There’s no other way to say it, so it makes no sense trying to bite the bullet: parents need to do better when it comes to monitoring their children’s social media!
Better still, imbed in their minds that with the ownership of a cell phone, begets responsibility. Lots of it.
There seems to be spikes in controversy when it comes to social media scandals.
Gosh who remembers “Leak Week” when at least six videos of girls in various states of undress were making the rounds, both on and off Bermuda’s shores? People giggled and shared with no remorse. Others were appalled and still shared; no one really caring that these girls are somebody’s children.
In the wake of one particularly graphic video in 2016, I interviewed two men. They cried together and shared that they were the parents of two of the recent “stars” and they spoke of heartbreak, of loss and of course, embarrassment.
These men were devastated by what had happened, but the most bitter pill for them to swallow was acknowledging that their teens were willing participants and the video had been shared hundreds, if not thousands of times. It was one of the most uncomfortable conversations I’d had in a long time, but I applauded these men for not pointing the finger at each other’s child. A great example of accountability.

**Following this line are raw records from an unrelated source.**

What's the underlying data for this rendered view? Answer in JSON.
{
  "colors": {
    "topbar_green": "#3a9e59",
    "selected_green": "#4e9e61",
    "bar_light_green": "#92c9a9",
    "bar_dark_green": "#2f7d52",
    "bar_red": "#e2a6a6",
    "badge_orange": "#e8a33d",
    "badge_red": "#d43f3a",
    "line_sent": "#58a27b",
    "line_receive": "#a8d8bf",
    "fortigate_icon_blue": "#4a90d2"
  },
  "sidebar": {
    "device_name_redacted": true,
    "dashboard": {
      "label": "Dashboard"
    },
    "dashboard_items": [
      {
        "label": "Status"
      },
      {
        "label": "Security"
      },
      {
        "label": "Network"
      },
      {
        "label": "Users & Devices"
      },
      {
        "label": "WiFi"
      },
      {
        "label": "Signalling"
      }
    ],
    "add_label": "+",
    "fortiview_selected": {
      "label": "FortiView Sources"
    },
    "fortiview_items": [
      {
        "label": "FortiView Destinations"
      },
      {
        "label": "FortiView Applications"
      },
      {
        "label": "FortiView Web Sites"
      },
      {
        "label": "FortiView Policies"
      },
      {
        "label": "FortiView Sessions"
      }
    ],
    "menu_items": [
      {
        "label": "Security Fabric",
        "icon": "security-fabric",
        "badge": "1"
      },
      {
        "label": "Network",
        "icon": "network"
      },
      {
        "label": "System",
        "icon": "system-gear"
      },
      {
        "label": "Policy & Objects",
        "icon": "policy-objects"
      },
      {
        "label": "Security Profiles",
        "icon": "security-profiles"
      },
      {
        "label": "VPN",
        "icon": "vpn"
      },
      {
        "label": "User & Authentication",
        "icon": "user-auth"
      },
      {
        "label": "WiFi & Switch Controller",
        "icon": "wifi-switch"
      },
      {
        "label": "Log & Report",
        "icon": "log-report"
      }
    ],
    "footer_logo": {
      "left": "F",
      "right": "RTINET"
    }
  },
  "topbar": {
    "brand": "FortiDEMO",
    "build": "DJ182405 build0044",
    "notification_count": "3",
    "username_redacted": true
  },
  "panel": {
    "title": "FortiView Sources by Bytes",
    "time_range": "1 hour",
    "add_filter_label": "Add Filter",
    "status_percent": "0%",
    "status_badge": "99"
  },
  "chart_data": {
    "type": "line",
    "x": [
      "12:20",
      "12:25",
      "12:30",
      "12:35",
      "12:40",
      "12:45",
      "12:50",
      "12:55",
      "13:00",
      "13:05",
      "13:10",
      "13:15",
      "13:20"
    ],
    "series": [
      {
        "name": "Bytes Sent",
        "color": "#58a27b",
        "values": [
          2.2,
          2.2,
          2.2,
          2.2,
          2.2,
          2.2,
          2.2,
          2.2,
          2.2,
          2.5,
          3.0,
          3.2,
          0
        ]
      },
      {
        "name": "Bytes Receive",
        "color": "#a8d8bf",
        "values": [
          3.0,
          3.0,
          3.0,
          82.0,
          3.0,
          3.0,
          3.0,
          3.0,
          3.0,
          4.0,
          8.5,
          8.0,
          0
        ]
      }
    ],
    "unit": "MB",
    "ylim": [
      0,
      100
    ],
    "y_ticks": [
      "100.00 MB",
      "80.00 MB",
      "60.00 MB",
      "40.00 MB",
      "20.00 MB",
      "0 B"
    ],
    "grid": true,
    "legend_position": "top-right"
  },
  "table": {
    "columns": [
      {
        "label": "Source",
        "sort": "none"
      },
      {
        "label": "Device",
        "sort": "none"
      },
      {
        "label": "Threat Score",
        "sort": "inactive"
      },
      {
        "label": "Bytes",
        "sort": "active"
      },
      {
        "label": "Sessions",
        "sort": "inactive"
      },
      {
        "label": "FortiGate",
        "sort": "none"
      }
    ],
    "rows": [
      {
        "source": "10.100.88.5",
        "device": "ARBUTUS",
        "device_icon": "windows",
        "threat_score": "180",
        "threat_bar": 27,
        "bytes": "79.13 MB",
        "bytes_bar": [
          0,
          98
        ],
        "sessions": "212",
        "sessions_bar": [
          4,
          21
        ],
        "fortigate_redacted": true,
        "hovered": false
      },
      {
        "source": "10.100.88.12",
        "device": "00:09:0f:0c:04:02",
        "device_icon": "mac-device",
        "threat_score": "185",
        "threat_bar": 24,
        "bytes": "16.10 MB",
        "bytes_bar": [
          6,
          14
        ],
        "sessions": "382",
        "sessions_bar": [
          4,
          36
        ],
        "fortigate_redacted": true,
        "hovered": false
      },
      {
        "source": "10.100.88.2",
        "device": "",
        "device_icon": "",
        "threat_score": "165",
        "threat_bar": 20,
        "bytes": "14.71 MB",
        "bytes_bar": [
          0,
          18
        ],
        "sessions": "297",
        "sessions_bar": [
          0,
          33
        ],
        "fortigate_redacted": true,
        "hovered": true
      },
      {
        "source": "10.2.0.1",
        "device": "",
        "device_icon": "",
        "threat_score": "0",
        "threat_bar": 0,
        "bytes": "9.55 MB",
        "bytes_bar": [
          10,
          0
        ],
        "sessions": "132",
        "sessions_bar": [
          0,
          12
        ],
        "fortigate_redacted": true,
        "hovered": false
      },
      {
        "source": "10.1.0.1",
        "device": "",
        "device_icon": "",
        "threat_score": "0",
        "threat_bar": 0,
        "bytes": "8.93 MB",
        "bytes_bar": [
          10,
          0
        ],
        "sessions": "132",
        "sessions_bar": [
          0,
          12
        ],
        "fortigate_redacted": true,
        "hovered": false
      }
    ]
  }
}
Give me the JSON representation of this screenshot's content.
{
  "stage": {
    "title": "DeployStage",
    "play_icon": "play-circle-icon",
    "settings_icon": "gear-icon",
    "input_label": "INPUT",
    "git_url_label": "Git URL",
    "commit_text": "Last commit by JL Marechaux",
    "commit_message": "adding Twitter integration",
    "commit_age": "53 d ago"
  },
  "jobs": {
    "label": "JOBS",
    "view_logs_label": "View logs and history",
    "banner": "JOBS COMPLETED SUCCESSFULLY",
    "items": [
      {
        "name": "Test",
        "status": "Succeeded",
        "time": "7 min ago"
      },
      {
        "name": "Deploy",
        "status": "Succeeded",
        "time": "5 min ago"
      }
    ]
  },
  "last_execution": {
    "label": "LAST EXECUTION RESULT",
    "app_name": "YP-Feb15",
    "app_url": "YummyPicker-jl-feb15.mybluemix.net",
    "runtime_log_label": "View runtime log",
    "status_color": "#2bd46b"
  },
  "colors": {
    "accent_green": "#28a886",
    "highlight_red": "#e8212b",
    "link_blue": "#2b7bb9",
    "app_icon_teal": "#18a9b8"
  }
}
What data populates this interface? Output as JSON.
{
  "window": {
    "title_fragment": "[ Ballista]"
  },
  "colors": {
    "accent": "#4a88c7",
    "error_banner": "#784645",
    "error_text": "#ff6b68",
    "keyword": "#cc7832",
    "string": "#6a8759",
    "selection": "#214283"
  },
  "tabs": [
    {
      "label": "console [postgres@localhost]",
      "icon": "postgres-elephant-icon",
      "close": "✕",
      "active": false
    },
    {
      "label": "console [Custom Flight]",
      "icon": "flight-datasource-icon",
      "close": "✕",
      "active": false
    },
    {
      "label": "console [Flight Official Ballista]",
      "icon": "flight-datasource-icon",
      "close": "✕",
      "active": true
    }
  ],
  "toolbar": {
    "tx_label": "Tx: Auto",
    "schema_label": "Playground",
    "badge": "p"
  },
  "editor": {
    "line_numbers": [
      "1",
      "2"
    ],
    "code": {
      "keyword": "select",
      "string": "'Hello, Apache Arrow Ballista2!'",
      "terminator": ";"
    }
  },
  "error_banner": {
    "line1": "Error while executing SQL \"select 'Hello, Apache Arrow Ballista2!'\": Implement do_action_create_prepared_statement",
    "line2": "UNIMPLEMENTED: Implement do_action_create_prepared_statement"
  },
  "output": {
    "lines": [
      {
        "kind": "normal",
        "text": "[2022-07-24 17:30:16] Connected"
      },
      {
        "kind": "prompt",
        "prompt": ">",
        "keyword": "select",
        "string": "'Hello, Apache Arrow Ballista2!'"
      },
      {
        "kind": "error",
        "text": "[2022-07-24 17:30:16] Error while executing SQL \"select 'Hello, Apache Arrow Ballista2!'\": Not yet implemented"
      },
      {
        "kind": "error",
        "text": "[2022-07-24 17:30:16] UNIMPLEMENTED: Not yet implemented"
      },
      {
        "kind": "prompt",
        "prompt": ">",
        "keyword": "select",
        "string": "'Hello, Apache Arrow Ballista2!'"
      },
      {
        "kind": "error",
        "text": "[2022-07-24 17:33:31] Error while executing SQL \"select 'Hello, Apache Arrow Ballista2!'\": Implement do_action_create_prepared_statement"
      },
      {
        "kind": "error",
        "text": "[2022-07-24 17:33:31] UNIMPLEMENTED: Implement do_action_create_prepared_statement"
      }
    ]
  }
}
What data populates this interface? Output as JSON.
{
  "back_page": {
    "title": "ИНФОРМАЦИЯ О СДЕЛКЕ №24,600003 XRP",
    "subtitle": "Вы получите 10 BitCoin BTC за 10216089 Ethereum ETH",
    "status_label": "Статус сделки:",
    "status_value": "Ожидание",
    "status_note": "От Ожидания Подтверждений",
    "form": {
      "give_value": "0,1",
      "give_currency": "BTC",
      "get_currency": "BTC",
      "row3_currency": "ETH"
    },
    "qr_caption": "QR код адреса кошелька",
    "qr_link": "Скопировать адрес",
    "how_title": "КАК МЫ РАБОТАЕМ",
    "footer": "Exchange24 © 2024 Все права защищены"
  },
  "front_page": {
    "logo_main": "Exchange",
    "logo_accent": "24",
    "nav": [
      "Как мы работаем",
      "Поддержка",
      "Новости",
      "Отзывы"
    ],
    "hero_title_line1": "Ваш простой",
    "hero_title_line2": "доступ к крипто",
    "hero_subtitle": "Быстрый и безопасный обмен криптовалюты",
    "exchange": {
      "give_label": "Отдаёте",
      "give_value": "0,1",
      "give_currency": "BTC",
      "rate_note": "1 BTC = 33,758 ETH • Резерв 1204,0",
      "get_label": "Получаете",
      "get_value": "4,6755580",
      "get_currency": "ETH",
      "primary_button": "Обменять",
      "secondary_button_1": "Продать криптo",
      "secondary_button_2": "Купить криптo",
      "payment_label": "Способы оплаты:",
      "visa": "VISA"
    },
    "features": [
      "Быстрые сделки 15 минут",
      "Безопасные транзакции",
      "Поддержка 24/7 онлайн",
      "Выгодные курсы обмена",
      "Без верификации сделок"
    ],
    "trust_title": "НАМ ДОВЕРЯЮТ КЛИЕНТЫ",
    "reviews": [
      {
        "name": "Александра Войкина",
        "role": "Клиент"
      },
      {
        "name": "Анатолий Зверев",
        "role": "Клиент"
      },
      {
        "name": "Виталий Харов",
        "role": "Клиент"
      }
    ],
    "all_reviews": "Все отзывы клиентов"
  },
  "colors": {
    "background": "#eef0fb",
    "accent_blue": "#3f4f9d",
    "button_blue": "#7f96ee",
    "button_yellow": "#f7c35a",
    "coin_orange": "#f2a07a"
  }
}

Something which is definitely lacking today.
As a mother of a teen and a preteen, I find myself preaching to them on a regular. I tell my daughter endless times, no matter how trustworthy your “friends” may seem do not put anything in cyber space that can return years later to haunt your character. To my son, the lecture is slightly adjusted: Do not share scandalous pictures of females, no matter how entertaining you and your friends may think they are.
There seems to be no moral fibre in the cyber world, where everyone wants to be the ‘first’, and no one caring that people have families. But who cares right? ‘Cause the shares received their desired giggles…if only in the moment.
It is imperative that we talk to young people until we are blue in the face about the potential perils as a result of a reckless share.
Mete out consequences if you know they are doing this. Take away their phones! Stop paying the bill! Don’t ask them to send image or video to you! Is that realistic? If you think it isn’t then YOU are a part of the problem!
And no, it’s not only young people who do this. But their behaviour is getting way out of hand. And it must be stopped. As soon as possible. Mom, dad, it all starts with you.